> Work instructions: Nothing but a number is needed: the count of lines below that include "icon".

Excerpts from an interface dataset
######
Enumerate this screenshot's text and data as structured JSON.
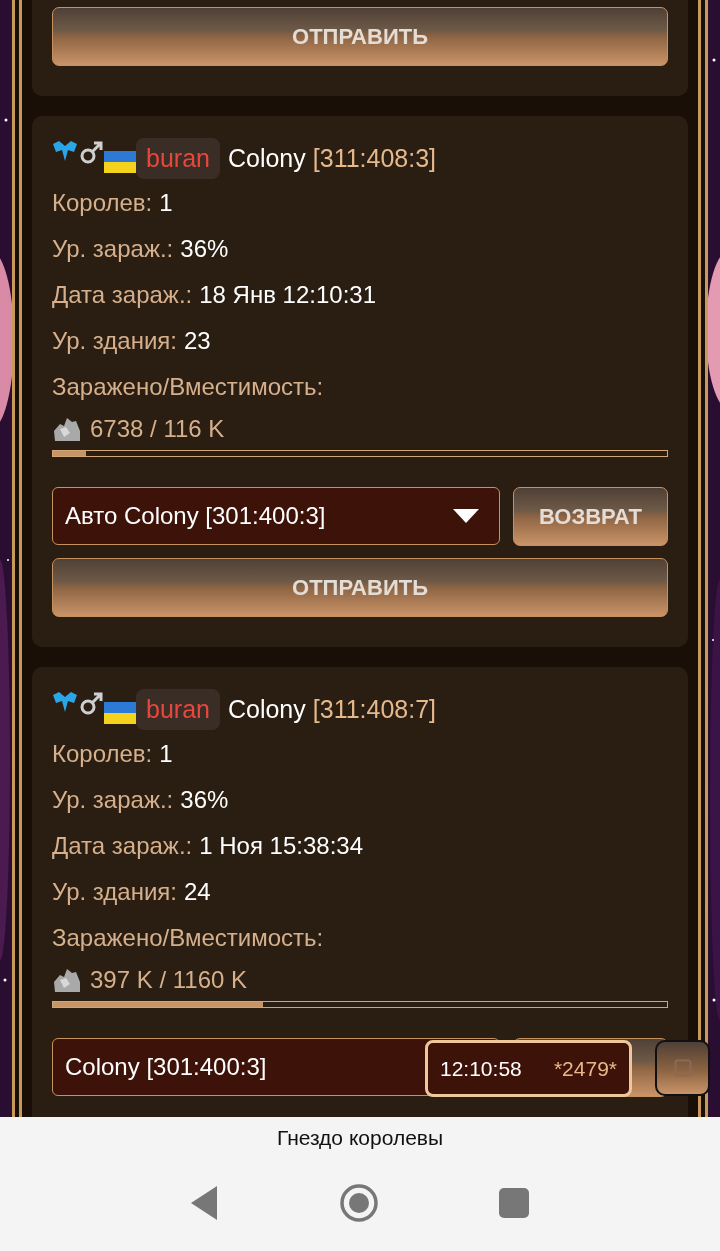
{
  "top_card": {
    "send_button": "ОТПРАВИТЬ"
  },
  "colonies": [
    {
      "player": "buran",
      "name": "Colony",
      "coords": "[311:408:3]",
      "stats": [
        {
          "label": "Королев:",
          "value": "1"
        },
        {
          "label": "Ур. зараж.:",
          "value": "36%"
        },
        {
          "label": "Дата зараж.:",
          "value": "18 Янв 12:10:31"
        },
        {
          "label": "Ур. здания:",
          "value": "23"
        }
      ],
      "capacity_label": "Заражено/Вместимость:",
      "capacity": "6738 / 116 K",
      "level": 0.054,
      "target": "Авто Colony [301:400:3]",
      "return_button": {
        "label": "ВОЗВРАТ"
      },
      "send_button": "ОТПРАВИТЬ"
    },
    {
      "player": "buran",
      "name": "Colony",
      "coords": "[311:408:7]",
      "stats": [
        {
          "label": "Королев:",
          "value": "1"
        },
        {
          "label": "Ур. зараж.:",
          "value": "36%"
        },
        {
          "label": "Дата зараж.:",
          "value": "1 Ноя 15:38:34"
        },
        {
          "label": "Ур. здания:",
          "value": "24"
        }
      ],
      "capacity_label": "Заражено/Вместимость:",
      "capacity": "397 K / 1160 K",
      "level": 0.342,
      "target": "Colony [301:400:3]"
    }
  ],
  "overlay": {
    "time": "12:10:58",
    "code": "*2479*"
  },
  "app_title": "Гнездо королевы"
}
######
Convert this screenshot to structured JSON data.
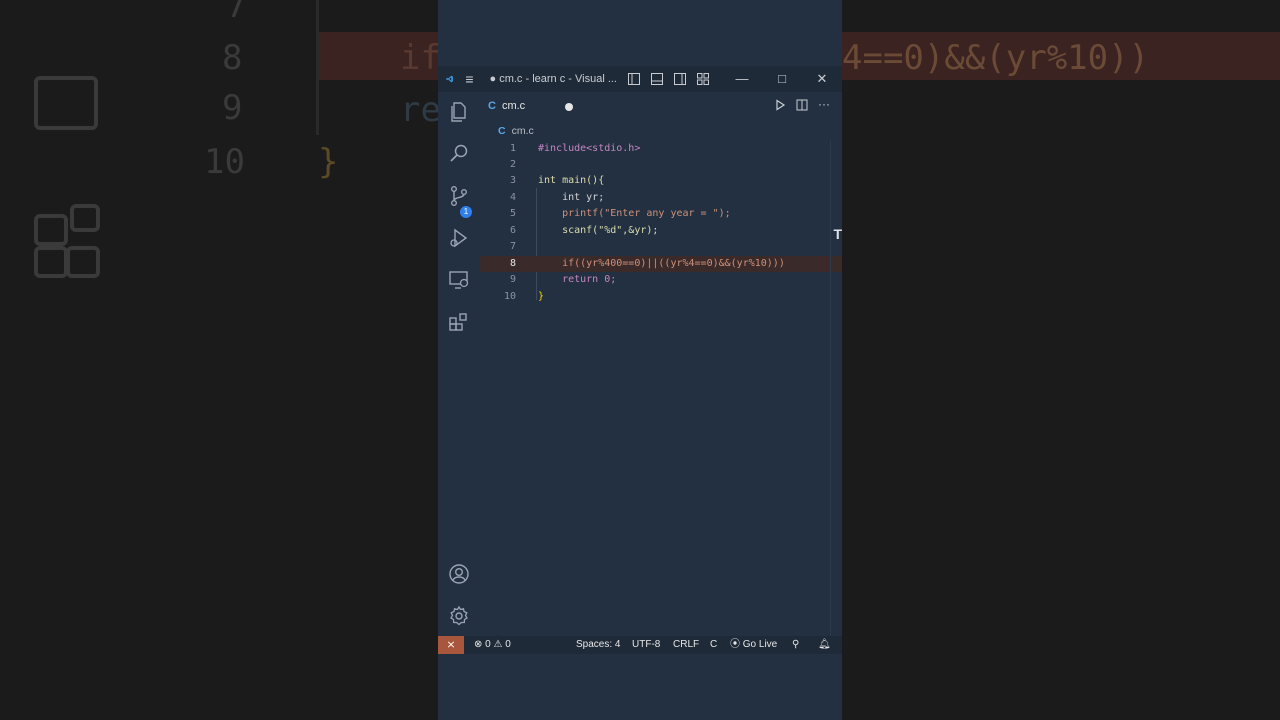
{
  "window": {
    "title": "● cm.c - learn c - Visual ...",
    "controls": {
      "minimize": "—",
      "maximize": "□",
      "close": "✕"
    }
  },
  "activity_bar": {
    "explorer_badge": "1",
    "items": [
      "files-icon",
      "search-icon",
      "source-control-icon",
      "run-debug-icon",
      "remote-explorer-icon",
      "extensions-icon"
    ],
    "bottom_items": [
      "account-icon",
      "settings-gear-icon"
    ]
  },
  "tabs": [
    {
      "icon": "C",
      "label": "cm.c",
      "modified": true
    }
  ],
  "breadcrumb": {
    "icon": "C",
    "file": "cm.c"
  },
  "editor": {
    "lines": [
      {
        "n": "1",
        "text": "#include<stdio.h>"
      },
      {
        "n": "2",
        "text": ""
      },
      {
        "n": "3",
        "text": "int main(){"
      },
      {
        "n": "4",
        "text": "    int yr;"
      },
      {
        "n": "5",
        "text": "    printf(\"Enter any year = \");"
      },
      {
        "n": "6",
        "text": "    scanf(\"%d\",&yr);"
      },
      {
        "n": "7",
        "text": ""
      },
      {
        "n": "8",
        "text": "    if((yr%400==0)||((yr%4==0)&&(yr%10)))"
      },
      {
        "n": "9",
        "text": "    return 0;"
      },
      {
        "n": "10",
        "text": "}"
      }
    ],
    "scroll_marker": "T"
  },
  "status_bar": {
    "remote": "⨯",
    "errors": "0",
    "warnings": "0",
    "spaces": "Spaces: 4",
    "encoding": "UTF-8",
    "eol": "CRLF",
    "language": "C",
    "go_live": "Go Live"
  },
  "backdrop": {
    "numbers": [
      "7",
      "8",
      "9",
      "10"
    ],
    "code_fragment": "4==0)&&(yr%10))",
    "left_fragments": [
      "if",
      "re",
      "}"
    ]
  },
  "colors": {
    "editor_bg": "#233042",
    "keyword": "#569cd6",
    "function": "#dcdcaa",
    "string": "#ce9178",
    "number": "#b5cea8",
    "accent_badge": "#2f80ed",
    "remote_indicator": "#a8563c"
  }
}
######
> The answer: 10